=== Section Start ===

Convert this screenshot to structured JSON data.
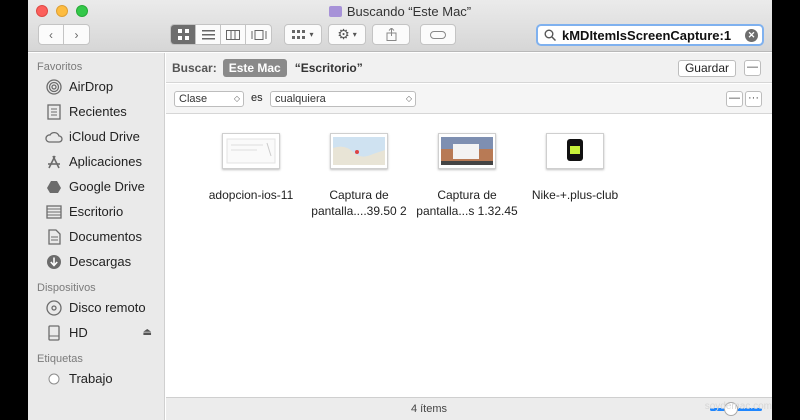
{
  "window": {
    "title": "Buscando “Este Mac”"
  },
  "toolbar": {
    "back_icon": "chevron-left-icon",
    "forward_icon": "chevron-right-icon",
    "view_icons": [
      "icon-view-icon",
      "list-view-icon",
      "column-view-icon",
      "gallery-view-icon"
    ],
    "arrange_icon": "grid-arrange-icon",
    "action_icon": "gear-icon",
    "share_icon": "share-icon",
    "tag_icon": "tag-icon"
  },
  "search": {
    "value": "kMDItemIsScreenCapture:1"
  },
  "sidebar": {
    "favorites_heading": "Favoritos",
    "favorites": [
      {
        "label": "AirDrop",
        "icon": "airdrop-icon"
      },
      {
        "label": "Recientes",
        "icon": "recents-icon"
      },
      {
        "label": "iCloud Drive",
        "icon": "cloud-icon"
      },
      {
        "label": "Aplicaciones",
        "icon": "applications-icon"
      },
      {
        "label": "Google Drive",
        "icon": "google-drive-icon"
      },
      {
        "label": "Escritorio",
        "icon": "desktop-icon"
      },
      {
        "label": "Documentos",
        "icon": "documents-icon"
      },
      {
        "label": "Descargas",
        "icon": "downloads-icon"
      }
    ],
    "devices_heading": "Dispositivos",
    "devices": [
      {
        "label": "Disco remoto",
        "icon": "disc-icon"
      },
      {
        "label": "HD",
        "icon": "hard-drive-icon"
      }
    ],
    "tags_heading": "Etiquetas",
    "tags": [
      {
        "label": "Trabajo",
        "icon": "tag-circle-icon"
      }
    ]
  },
  "scope": {
    "label": "Buscar:",
    "active": "Este Mac",
    "other": "“Escritorio”",
    "save_label": "Guardar",
    "minus": "—"
  },
  "criteria": {
    "attribute": "Clase",
    "operator": "es",
    "value": "cualquiera",
    "minus": "—",
    "more": "···"
  },
  "files": [
    {
      "name_line1": "adopcion-ios-11",
      "name_line2": ""
    },
    {
      "name_line1": "Captura de",
      "name_line2": "pantalla....39.50 2"
    },
    {
      "name_line1": "Captura de",
      "name_line2": "pantalla...s 1.32.45"
    },
    {
      "name_line1": "Nike-+.plus-club",
      "name_line2": ""
    }
  ],
  "status": {
    "count": "4 ítems"
  },
  "colors": {
    "accent": "#1e86ff",
    "selection_gray": "#8a8a8a"
  },
  "watermark": "soydemac.com"
}
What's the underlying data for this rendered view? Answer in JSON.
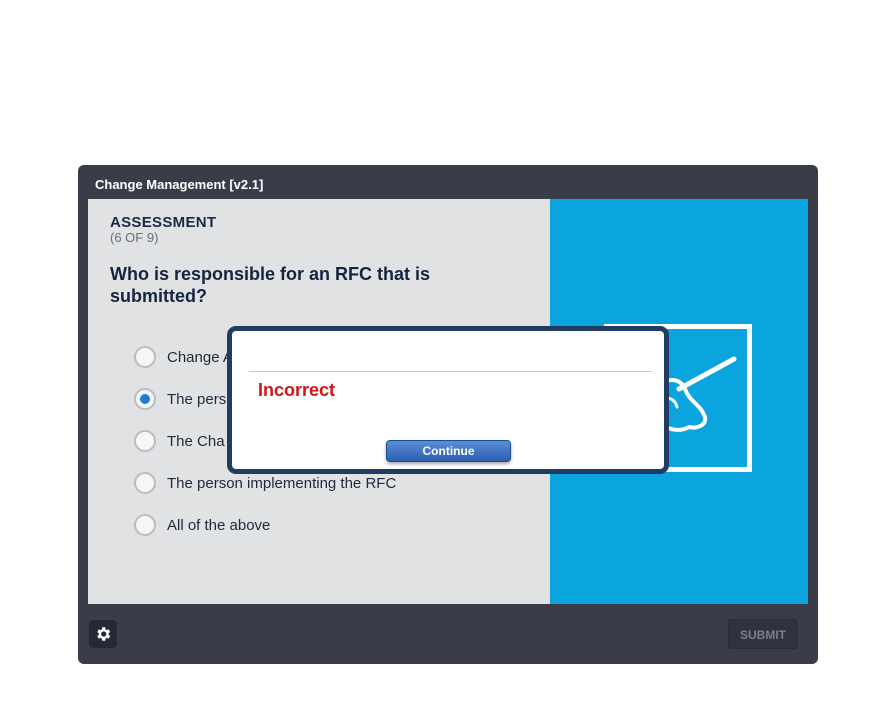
{
  "player": {
    "title": "Change Management [v2.1]",
    "submit_label": "SUBMIT",
    "settings_icon": "gear-icon"
  },
  "slide": {
    "heading": "ASSESSMENT",
    "progress": "(6 OF 9)",
    "question": "Who is responsible for an RFC that is submitted?",
    "options": [
      {
        "label": "Change A",
        "selected": false
      },
      {
        "label": "The pers",
        "selected": true
      },
      {
        "label": "The Cha",
        "selected": false
      },
      {
        "label": "The person implementing the RFC",
        "selected": false
      },
      {
        "label": "All of the above",
        "selected": false
      }
    ],
    "illustration_icon": "hand-writing-board-icon",
    "panel_color": "#0aa5df"
  },
  "dialog": {
    "result": "Incorrect",
    "continue_label": "Continue",
    "result_color": "#d11515",
    "border_color": "#213c63"
  }
}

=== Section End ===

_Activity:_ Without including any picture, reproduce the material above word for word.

_Exercise answer:_
Convert this screenshot to structured JSON data.
{
  "window": {
    "title": "Buscando “Este Mac”"
  },
  "toolbar": {
    "back_icon": "chevron-left-icon",
    "forward_icon": "chevron-right-icon",
    "view_icons": [
      "icon-view-icon",
      "list-view-icon",
      "column-view-icon",
      "gallery-view-icon"
    ],
    "arrange_icon": "grid-arrange-icon",
    "action_icon": "gear-icon",
    "share_icon": "share-icon",
    "tag_icon": "tag-icon"
  },
  "search": {
    "value": "kMDItemIsScreenCapture:1"
  },
  "sidebar": {
    "favorites_heading": "Favoritos",
    "favorites": [
      {
        "label": "AirDrop",
        "icon": "airdrop-icon"
      },
      {
        "label": "Recientes",
        "icon": "recents-icon"
      },
      {
        "label": "iCloud Drive",
        "icon": "cloud-icon"
      },
      {
        "label": "Aplicaciones",
        "icon": "applications-icon"
      },
      {
        "label": "Google Drive",
        "icon": "google-drive-icon"
      },
      {
        "label": "Escritorio",
        "icon": "desktop-icon"
      },
      {
        "label": "Documentos",
        "icon": "documents-icon"
      },
      {
        "label": "Descargas",
        "icon": "downloads-icon"
      }
    ],
    "devices_heading": "Dispositivos",
    "devices": [
      {
        "label": "Disco remoto",
        "icon": "disc-icon"
      },
      {
        "label": "HD",
        "icon": "hard-drive-icon"
      }
    ],
    "tags_heading": "Etiquetas",
    "tags": [
      {
        "label": "Trabajo",
        "icon": "tag-circle-icon"
      }
    ]
  },
  "scope": {
    "label": "Buscar:",
    "active": "Este Mac",
    "other": "“Escritorio”",
    "save_label": "Guardar",
    "minus": "—"
  },
  "criteria": {
    "attribute": "Clase",
    "operator": "es",
    "value": "cualquiera",
    "minus": "—",
    "more": "···"
  },
  "files": [
    {
      "name_line1": "adopcion-ios-11",
      "name_line2": ""
    },
    {
      "name_line1": "Captura de",
      "name_line2": "pantalla....39.50 2"
    },
    {
      "name_line1": "Captura de",
      "name_line2": "pantalla...s 1.32.45"
    },
    {
      "name_line1": "Nike-+.plus-club",
      "name_line2": ""
    }
  ],
  "status": {
    "count": "4 ítems"
  },
  "colors": {
    "accent": "#1e86ff",
    "selection_gray": "#8a8a8a"
  },
  "watermark": "soydemac.com"
}
What's the underlying data for this rendered view? Answer in JSON.
{
  "player": {
    "title": "Change Management [v2.1]",
    "submit_label": "SUBMIT",
    "settings_icon": "gear-icon"
  },
  "slide": {
    "heading": "ASSESSMENT",
    "progress": "(6 OF 9)",
    "question": "Who is responsible for an RFC that is submitted?",
    "options": [
      {
        "label": "Change A",
        "selected": false
      },
      {
        "label": "The pers",
        "selected": true
      },
      {
        "label": "The Cha",
        "selected": false
      },
      {
        "label": "The person implementing the RFC",
        "selected": false
      },
      {
        "label": "All of the above",
        "selected": false
      }
    ],
    "illustration_icon": "hand-writing-board-icon",
    "panel_color": "#0aa5df"
  },
  "dialog": {
    "result": "Incorrect",
    "continue_label": "Continue",
    "result_color": "#d11515",
    "border_color": "#213c63"
  }
}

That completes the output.